» The data:
>>>

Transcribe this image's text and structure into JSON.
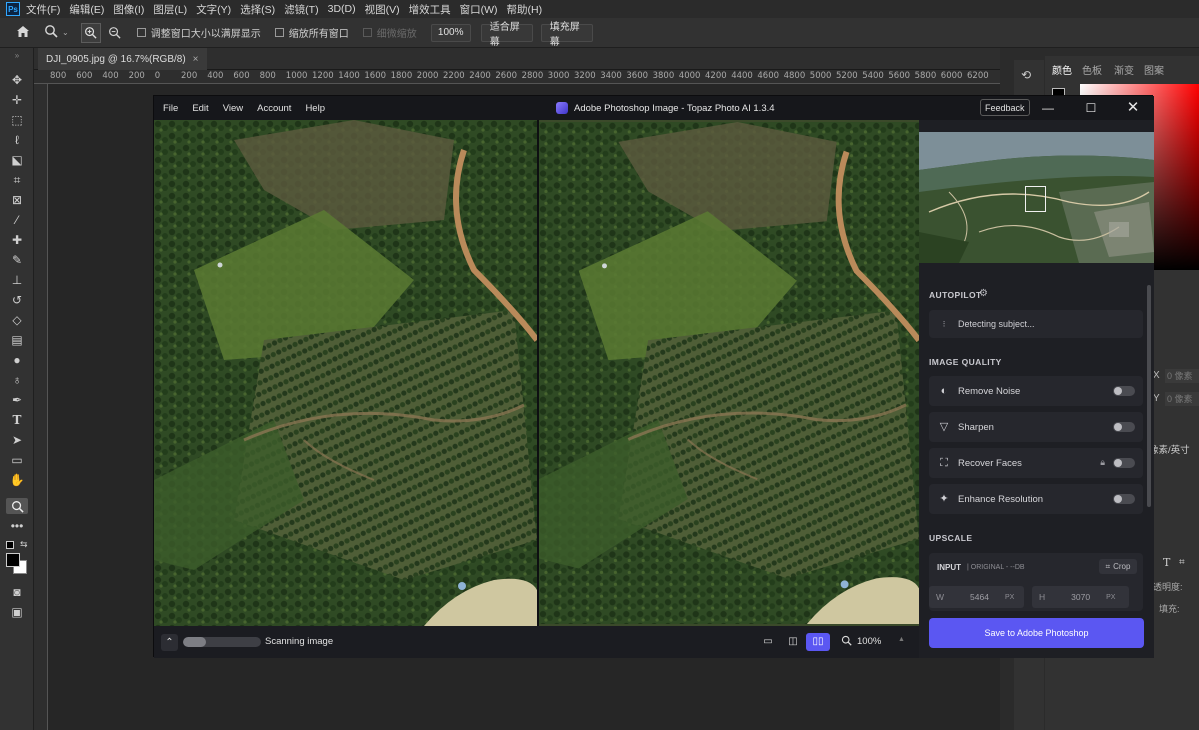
{
  "photoshop": {
    "logo": "Ps",
    "menus": [
      "文件(F)",
      "编辑(E)",
      "图像(I)",
      "图层(L)",
      "文字(Y)",
      "选择(S)",
      "滤镜(T)",
      "3D(D)",
      "视图(V)",
      "增效工具",
      "窗口(W)",
      "帮助(H)"
    ],
    "options": {
      "resize_windows_label": "调整窗口大小以满屏显示",
      "zoom_all_label": "缩放所有窗口",
      "scrubby_zoom_label": "细微缩放",
      "zoom_value": "100%",
      "fit_screen_label": "适合屏幕",
      "fill_screen_label": "填充屏幕"
    },
    "document_tab": "DJI_0905.jpg @ 16.7%(RGB/8)",
    "ruler_ticks": [
      "800",
      "600",
      "400",
      "200",
      "0",
      "200",
      "400",
      "600",
      "800",
      "1000",
      "1200",
      "1400",
      "1600",
      "1800",
      "2000",
      "2200",
      "2400",
      "2600",
      "2800",
      "3000",
      "3200",
      "3400",
      "3600",
      "3800",
      "4000",
      "4200",
      "4400",
      "4600",
      "4800",
      "5000",
      "5200",
      "5400",
      "5600",
      "5800",
      "6000",
      "6200"
    ],
    "right_panel": {
      "tabs": [
        "颜色",
        "色板",
        "渐变",
        "图案"
      ],
      "x_label": "X",
      "x_value": "0 像素",
      "y_label": "Y",
      "y_value": "0 像素",
      "unit_label": "像素/英寸",
      "opacity_label": "透明度:",
      "fill_label": "填充:",
      "type_icon_label": "T"
    }
  },
  "topaz": {
    "menus": [
      "File",
      "Edit",
      "View",
      "Account",
      "Help"
    ],
    "title": "Adobe Photoshop Image - Topaz Photo AI 1.3.4",
    "feedback_label": "Feedback",
    "autopilot": {
      "label": "AUTOPILOT",
      "status": "Detecting subject..."
    },
    "image_quality": {
      "label": "IMAGE QUALITY",
      "items": [
        {
          "label": "Remove Noise",
          "icon": "remove-noise-icon"
        },
        {
          "label": "Sharpen",
          "icon": "sharpen-icon"
        },
        {
          "label": "Recover Faces",
          "icon": "recover-faces-icon"
        },
        {
          "label": "Enhance Resolution",
          "icon": "enhance-resolution-icon"
        }
      ]
    },
    "upscale": {
      "label": "UPSCALE",
      "input_label": "INPUT",
      "input_detail": "| ORIGINAL - --DB",
      "crop_label": "Crop",
      "width_label": "W",
      "width_value": "5464",
      "width_unit": "PX",
      "height_label": "H",
      "height_value": "3070",
      "height_unit": "PX"
    },
    "save_label": "Save to Adobe Photoshop",
    "bottom": {
      "status": "Scanning image",
      "progress": 0.3,
      "zoom": "100%"
    },
    "colors": {
      "accent": "#5b57f2",
      "panel": "#1e1f24",
      "row": "#26272d"
    }
  }
}
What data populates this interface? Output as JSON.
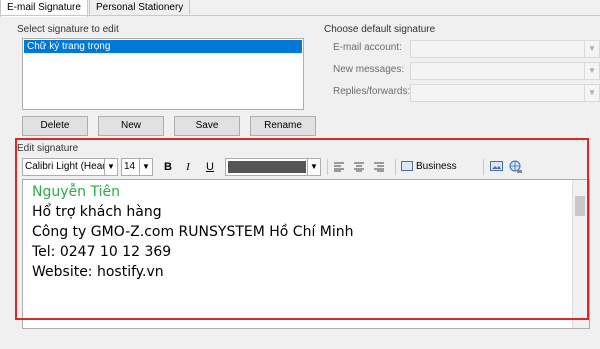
{
  "tabs": [
    {
      "label": "E-mail Signature"
    },
    {
      "label": "Personal Stationery"
    }
  ],
  "select_section": {
    "label": "Select signature to edit",
    "items": [
      "Chữ ký trang trọng"
    ]
  },
  "buttons": {
    "delete": "Delete",
    "new": "New",
    "save": "Save",
    "rename": "Rename"
  },
  "default_section": {
    "label": "Choose default signature",
    "email_account": "E-mail account:",
    "new_messages": "New messages:",
    "replies": "Replies/forwards:"
  },
  "edit_section": {
    "label": "Edit signature",
    "font": "Calibri Light (Headin",
    "size": "14",
    "bold": "B",
    "italic": "I",
    "underline": "U",
    "business_card": "Business Card"
  },
  "signature": {
    "name": "Nguyễn Tiên",
    "lines": [
      "Hổ trợ khách hàng",
      "Công ty GMO-Z.com RUNSYSTEM Hồ Chí Minh",
      "Tel: 0247 10 12 369",
      "Website: hostify.vn"
    ],
    "name_color": "#2eaa4a",
    "text_color": "#000000"
  },
  "highlight_color": "#d42a2a",
  "icons": [
    "align-left-icon",
    "align-center-icon",
    "align-right-icon",
    "business-card-icon",
    "insert-picture-icon",
    "hyperlink-icon"
  ]
}
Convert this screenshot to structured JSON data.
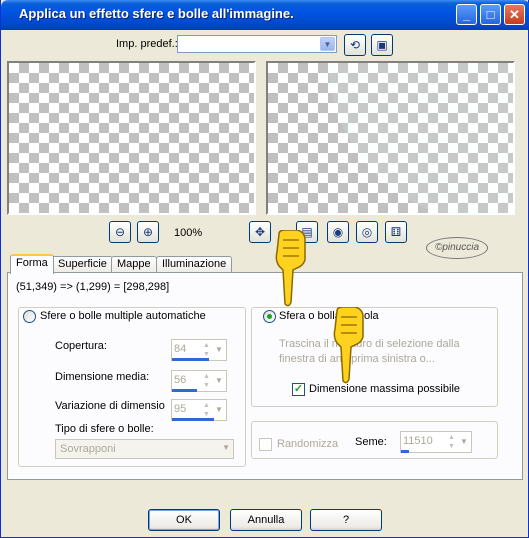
{
  "window": {
    "title": "Applica un effetto sfere e bolle all'immagine.",
    "controls": {
      "minimize": "_",
      "maximize": "□",
      "close": "✕"
    }
  },
  "preset": {
    "label": "Imp. predef.:",
    "value": ""
  },
  "zoom": {
    "level": "100%"
  },
  "watermark": "©pinuccia",
  "tabs": [
    "Forma",
    "Superficie",
    "Mappe",
    "Illuminazione"
  ],
  "coords": "(51,349) => (1,299) = [298,298]",
  "left_group": {
    "radio_label": "Sfere o bolle multiple automatiche",
    "fields": [
      {
        "label": "Copertura:",
        "value": "84",
        "fill": 0.84
      },
      {
        "label": "Dimensione media:",
        "value": "56",
        "fill": 0.56
      },
      {
        "label": "Variazione di dimensio",
        "value": "95",
        "fill": 0.95
      }
    ],
    "type_label": "Tipo di sfere o bolle:",
    "type_value": "Sovrapponi"
  },
  "right_group": {
    "radio_label": "Sfera o bolla singola",
    "hint": "Trascina il riquadro di selezione dalla finestra di anteprima sinistra o...",
    "checkbox_label": "Dimensione massima possibile",
    "checkbox_checked": true
  },
  "random": {
    "checkbox_label": "Randomizza",
    "seed_label": "Seme:",
    "seed_value": "11510"
  },
  "footer": {
    "ok": "OK",
    "cancel": "Annulla",
    "help": "?"
  },
  "colors": {
    "accent": "#0054e3",
    "hand": "#ffd21f"
  }
}
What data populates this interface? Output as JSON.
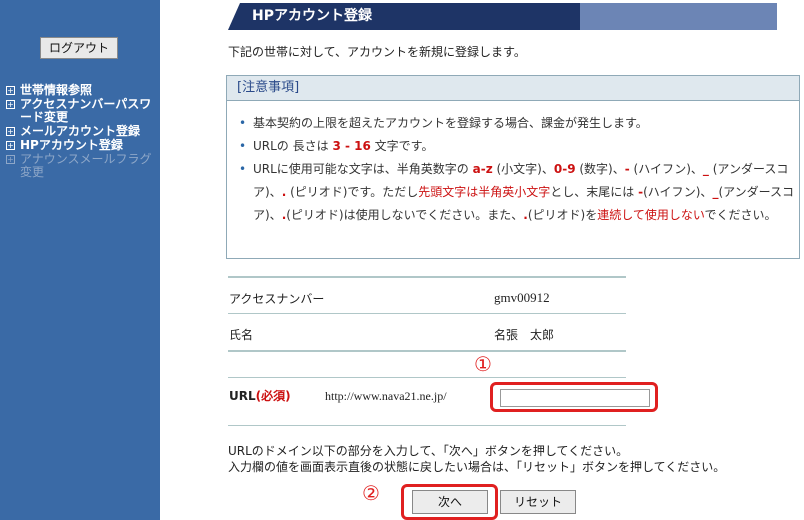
{
  "sidebar": {
    "logout_label": "ログアウト",
    "items": [
      {
        "label": "世帯情報参照",
        "enabled": true
      },
      {
        "label": "アクセスナンバーパスワード変更",
        "enabled": true
      },
      {
        "label": "メールアカウント登録",
        "enabled": true
      },
      {
        "label": "HPアカウント登録",
        "enabled": true
      },
      {
        "label": "アナウンスメールフラグ変更",
        "enabled": false
      }
    ],
    "item_icon": "plus-box-icon"
  },
  "header": {
    "title": "HPアカウント登録"
  },
  "intro": "下記の世帯に対して、アカウントを新規に登録します。",
  "notice": {
    "title": "[注意事項]",
    "bullet1": "基本契約の上限を超えたアカウントを登録する場合、課金が発生します。",
    "b2_pre": "URLの 長さは ",
    "b2_range": "3 - 16",
    "b2_post": " 文字です。",
    "b3_a": "URLに使用可能な文字は、半角英数字の ",
    "b3_az": "a-z",
    "b3_az_note": " (小文字)、",
    "b3_09": "0-9",
    "b3_09_note": " (数字)、",
    "b3_hyphen": "-",
    "b3_hyphen_note": " (ハイフン)、",
    "b3_us": "_",
    "b3_us_note": " (アンダースコア)、",
    "b3_dot": ".",
    "b3_dot_note": " (ピリオド)です。ただし",
    "b3_first": "先頭文字は半角英小文字",
    "b3_mid": "とし、末尾には ",
    "b3_hyphen2": "-",
    "b3_mid2": "(ハイフン)、",
    "b3_us2": "_",
    "b3_mid3": "(アンダースコア)、",
    "b3_dot2": ".",
    "b3_mid4": "(ピリオド)は使用しないでください。また、",
    "b3_dot3": ".",
    "b3_mid5": "(ピリオド)を",
    "b3_consec": "連続して使用しない",
    "b3_end": "でください。"
  },
  "info": {
    "access_label": "アクセスナンバー",
    "access_value": "gmv00912",
    "name_label": "氏名",
    "name_value": "名張　太郎"
  },
  "url": {
    "label": "URL",
    "required": "(必須)",
    "prefix": "http://www.nava21.ne.jp/",
    "value": ""
  },
  "annotations": {
    "one": "①",
    "two": "②"
  },
  "help": {
    "line1": "URLのドメイン以下の部分を入力して、「次へ」ボタンを押してください。",
    "line2": "入力欄の値を画面表示直後の状態に戻したい場合は、「リセット」ボタンを押してください。"
  },
  "buttons": {
    "next": "次へ",
    "reset": "リセット"
  },
  "colors": {
    "sidebar": "#3a6aa6",
    "header_dark": "#1e3466",
    "header_light": "#6c85b5",
    "accent_red": "#cc1111",
    "annotation_red": "#e02020"
  }
}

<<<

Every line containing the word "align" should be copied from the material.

» Reply:
    "align-left-icon",
    "align-center-icon",
    "align-right-icon",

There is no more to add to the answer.